*** Block opens ***

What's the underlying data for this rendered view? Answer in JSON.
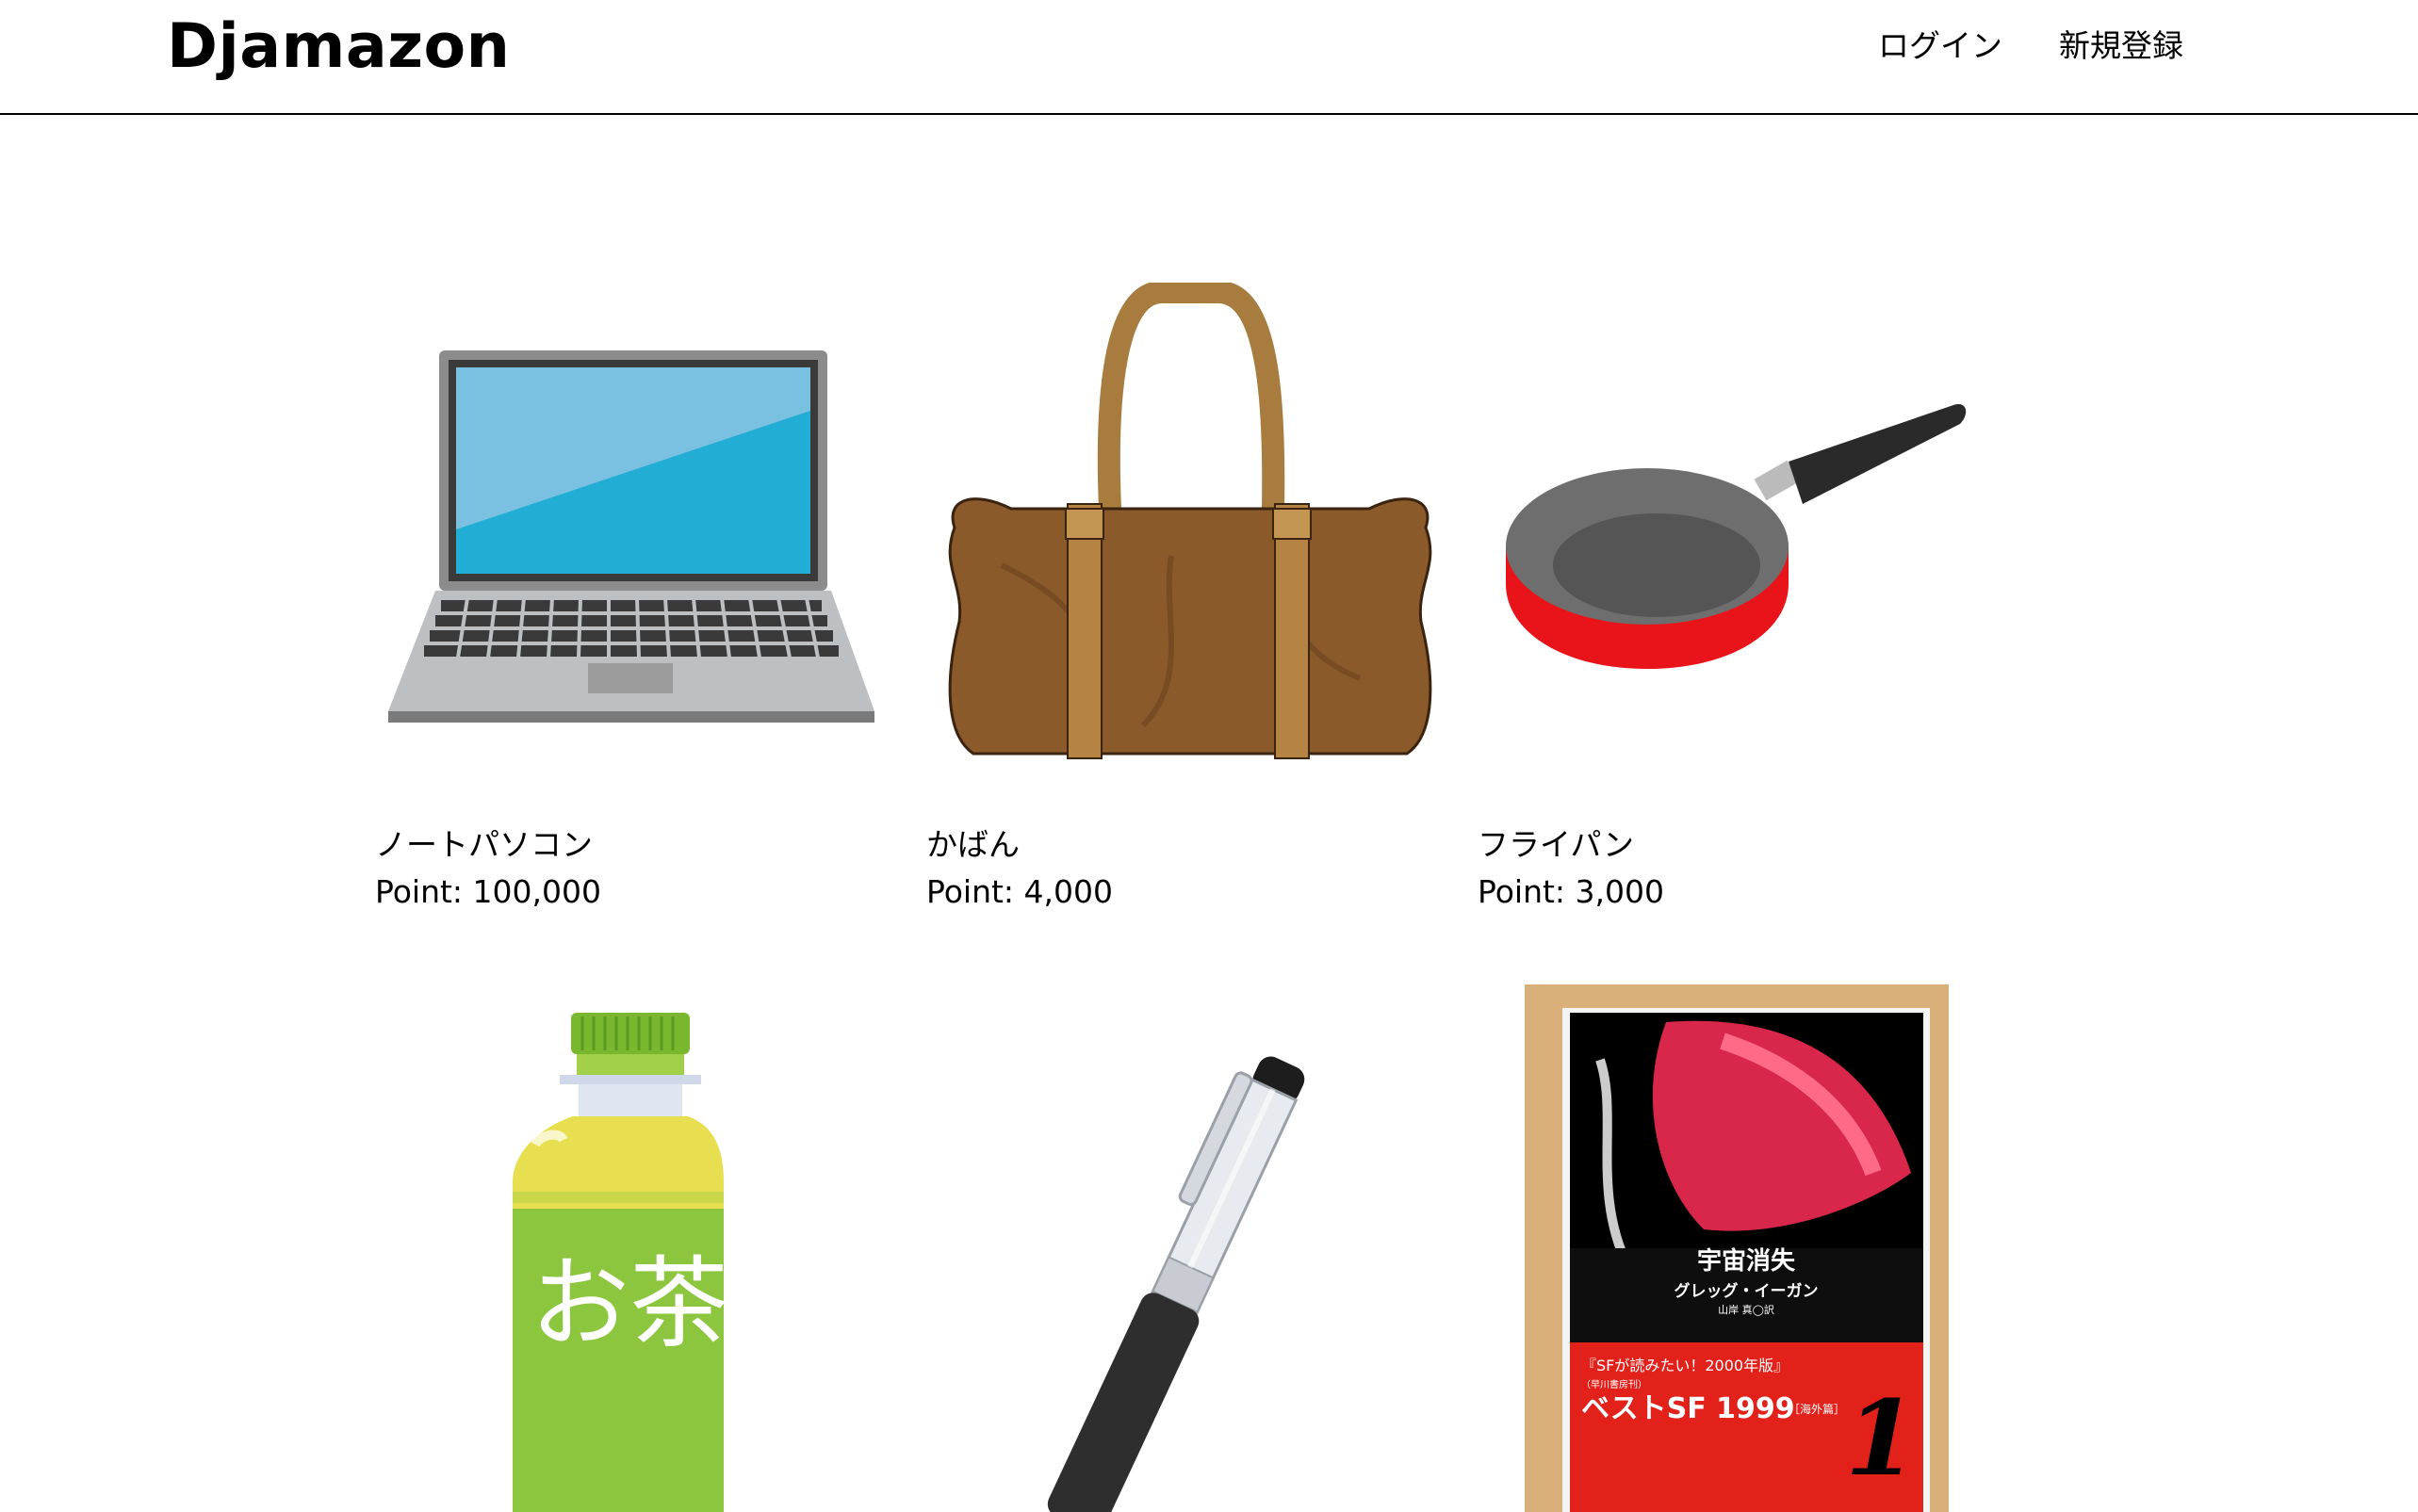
{
  "header": {
    "brand": "Djamazon",
    "nav": {
      "login": "ログイン",
      "signup": "新規登録"
    }
  },
  "products": [
    {
      "name": "ノートパソコン",
      "price": "Point: 100,000",
      "icon": "laptop-icon"
    },
    {
      "name": "かばん",
      "price": "Point: 4,000",
      "icon": "bag-icon"
    },
    {
      "name": "フライパン",
      "price": "Point: 3,000",
      "icon": "frying-pan-icon"
    },
    {
      "icon": "green-tea-bottle-icon",
      "label_text": "お茶"
    },
    {
      "icon": "pen-icon"
    },
    {
      "icon": "book-icon",
      "book_title": "宇宙消失",
      "book_author": "グレッグ・イーガン",
      "book_translator": "山岸 真◯訳",
      "band_line1": "『SFが読みたい！2000年版』",
      "band_line2": "（早川書房刊）",
      "band_line3": "ベストSF 1999",
      "band_line3b": "［海外篇］",
      "band_number": "1"
    }
  ]
}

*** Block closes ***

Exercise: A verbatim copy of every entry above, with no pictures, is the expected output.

Exercise answer:
What's the underlying data for this rendered view? Answer in JSON.
{
  "header": {
    "brand": "Djamazon",
    "nav": {
      "login": "ログイン",
      "signup": "新規登録"
    }
  },
  "products": [
    {
      "name": "ノートパソコン",
      "price": "Point: 100,000",
      "icon": "laptop-icon"
    },
    {
      "name": "かばん",
      "price": "Point: 4,000",
      "icon": "bag-icon"
    },
    {
      "name": "フライパン",
      "price": "Point: 3,000",
      "icon": "frying-pan-icon"
    },
    {
      "icon": "green-tea-bottle-icon",
      "label_text": "お茶"
    },
    {
      "icon": "pen-icon"
    },
    {
      "icon": "book-icon",
      "book_title": "宇宙消失",
      "book_author": "グレッグ・イーガン",
      "book_translator": "山岸 真◯訳",
      "band_line1": "『SFが読みたい！2000年版』",
      "band_line2": "（早川書房刊）",
      "band_line3": "ベストSF 1999",
      "band_line3b": "［海外篇］",
      "band_number": "1"
    }
  ]
}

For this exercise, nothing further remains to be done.